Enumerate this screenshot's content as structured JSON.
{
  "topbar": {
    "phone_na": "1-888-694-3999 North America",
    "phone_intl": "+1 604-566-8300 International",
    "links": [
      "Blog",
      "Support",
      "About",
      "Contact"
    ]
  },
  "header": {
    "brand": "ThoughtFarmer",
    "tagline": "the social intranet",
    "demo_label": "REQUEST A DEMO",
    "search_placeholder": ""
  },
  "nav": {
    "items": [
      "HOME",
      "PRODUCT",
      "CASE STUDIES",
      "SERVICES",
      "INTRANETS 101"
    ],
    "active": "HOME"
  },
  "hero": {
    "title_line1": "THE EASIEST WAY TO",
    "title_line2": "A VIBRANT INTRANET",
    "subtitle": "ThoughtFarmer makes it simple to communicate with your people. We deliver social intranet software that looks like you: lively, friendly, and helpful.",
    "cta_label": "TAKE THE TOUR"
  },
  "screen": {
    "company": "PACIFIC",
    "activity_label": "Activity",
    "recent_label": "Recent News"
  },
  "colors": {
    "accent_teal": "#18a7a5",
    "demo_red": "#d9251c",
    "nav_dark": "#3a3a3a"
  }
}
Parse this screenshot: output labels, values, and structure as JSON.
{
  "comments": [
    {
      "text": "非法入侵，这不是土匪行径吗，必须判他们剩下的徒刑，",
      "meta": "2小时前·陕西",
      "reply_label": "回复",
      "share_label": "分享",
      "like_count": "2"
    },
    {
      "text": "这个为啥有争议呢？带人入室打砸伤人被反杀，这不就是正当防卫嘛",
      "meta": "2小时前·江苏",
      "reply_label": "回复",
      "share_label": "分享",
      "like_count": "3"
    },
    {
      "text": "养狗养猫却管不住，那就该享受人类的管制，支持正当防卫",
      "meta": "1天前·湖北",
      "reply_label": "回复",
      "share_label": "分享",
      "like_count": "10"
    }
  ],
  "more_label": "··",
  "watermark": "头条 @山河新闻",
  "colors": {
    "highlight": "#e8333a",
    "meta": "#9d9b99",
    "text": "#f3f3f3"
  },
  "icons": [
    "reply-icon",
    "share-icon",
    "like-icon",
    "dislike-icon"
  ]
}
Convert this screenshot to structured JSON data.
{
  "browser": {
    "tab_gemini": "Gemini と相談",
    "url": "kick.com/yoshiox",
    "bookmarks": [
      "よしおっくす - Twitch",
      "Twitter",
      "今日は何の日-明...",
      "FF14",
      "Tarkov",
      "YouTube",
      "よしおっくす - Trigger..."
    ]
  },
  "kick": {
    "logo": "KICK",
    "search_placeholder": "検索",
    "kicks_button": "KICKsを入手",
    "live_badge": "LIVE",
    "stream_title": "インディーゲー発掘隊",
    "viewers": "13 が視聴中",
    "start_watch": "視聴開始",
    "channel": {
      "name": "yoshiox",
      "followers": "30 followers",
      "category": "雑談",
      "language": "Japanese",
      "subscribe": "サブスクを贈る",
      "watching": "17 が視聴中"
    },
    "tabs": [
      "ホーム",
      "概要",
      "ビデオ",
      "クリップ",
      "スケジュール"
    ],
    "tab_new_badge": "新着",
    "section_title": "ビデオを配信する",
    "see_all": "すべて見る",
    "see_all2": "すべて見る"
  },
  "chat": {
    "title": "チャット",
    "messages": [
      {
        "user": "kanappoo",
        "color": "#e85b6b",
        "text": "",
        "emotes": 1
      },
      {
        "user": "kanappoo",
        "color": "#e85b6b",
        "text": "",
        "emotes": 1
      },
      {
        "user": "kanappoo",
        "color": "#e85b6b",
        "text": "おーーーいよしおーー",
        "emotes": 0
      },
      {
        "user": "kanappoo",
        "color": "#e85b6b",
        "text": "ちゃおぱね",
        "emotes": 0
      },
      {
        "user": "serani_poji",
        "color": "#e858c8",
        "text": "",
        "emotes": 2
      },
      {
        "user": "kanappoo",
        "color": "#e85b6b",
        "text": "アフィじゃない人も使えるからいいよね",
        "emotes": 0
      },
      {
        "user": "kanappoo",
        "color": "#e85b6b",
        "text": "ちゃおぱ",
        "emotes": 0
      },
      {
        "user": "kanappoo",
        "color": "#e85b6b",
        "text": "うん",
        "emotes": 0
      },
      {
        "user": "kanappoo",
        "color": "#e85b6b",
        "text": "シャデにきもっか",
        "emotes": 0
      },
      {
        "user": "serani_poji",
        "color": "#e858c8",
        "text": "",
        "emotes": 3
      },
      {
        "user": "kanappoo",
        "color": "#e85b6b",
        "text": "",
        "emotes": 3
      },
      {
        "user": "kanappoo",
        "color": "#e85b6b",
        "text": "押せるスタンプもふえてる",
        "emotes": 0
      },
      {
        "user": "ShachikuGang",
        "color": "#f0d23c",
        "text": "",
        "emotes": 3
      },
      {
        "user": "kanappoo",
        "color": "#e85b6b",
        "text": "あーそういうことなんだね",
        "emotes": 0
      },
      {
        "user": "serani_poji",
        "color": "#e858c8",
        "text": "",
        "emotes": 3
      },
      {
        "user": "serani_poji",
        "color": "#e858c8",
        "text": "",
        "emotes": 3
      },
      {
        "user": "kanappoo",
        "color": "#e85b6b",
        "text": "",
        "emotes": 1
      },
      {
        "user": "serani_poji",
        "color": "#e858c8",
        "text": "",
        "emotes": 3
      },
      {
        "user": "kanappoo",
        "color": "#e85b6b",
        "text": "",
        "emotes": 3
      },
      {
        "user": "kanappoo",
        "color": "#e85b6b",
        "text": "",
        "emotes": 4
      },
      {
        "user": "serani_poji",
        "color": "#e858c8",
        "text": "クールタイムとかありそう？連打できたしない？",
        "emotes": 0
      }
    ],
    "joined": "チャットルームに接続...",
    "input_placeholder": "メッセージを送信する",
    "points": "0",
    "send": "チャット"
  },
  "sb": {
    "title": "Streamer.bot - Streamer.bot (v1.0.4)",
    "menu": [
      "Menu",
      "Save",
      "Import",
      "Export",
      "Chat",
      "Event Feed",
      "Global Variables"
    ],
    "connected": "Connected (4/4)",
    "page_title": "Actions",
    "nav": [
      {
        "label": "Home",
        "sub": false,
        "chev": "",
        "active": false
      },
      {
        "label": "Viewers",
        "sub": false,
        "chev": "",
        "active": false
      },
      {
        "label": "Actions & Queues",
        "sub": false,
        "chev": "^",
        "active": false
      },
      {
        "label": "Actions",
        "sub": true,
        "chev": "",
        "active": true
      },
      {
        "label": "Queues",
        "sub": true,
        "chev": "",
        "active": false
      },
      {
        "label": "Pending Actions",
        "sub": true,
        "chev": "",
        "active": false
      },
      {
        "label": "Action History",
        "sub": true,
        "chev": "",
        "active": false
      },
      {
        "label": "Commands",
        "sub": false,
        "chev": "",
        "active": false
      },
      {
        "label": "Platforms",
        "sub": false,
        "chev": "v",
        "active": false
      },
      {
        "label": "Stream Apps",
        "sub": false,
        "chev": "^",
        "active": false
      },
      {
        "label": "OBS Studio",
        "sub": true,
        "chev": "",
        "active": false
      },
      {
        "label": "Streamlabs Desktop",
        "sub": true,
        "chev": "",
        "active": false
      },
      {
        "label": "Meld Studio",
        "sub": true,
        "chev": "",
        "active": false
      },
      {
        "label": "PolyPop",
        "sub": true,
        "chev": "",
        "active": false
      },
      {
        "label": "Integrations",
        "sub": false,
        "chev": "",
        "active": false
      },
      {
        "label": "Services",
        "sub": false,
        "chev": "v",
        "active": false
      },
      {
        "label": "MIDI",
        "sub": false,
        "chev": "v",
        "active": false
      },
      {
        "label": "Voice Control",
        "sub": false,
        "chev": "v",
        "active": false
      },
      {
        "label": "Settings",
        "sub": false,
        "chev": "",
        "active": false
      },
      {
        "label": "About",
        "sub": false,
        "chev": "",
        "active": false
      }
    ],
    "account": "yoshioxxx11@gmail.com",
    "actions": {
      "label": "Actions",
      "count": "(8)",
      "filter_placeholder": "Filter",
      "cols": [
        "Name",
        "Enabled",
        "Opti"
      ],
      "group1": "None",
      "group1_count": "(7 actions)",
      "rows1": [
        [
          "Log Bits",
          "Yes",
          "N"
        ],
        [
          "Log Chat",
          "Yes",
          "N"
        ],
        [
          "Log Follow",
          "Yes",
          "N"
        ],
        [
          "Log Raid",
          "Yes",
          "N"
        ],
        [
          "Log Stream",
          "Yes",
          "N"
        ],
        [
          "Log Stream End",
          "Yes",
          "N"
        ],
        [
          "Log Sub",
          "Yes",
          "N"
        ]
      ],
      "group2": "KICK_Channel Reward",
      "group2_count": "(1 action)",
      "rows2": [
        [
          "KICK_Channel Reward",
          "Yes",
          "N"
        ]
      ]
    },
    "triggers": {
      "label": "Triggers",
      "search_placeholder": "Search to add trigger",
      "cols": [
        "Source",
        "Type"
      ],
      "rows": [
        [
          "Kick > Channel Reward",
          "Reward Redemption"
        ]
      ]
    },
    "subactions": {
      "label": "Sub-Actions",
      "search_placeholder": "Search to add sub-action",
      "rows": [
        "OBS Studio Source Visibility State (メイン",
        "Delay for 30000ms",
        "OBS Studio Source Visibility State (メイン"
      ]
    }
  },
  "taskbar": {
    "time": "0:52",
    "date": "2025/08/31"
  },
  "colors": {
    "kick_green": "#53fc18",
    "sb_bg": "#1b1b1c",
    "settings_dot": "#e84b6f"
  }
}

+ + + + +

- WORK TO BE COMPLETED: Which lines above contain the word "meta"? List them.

- RESPONSE AREA:
      "meta": "2小时前·陕西",
      "meta": "2小时前·江苏",
      "meta": "1天前·湖北",
    "meta": "#9d9b99",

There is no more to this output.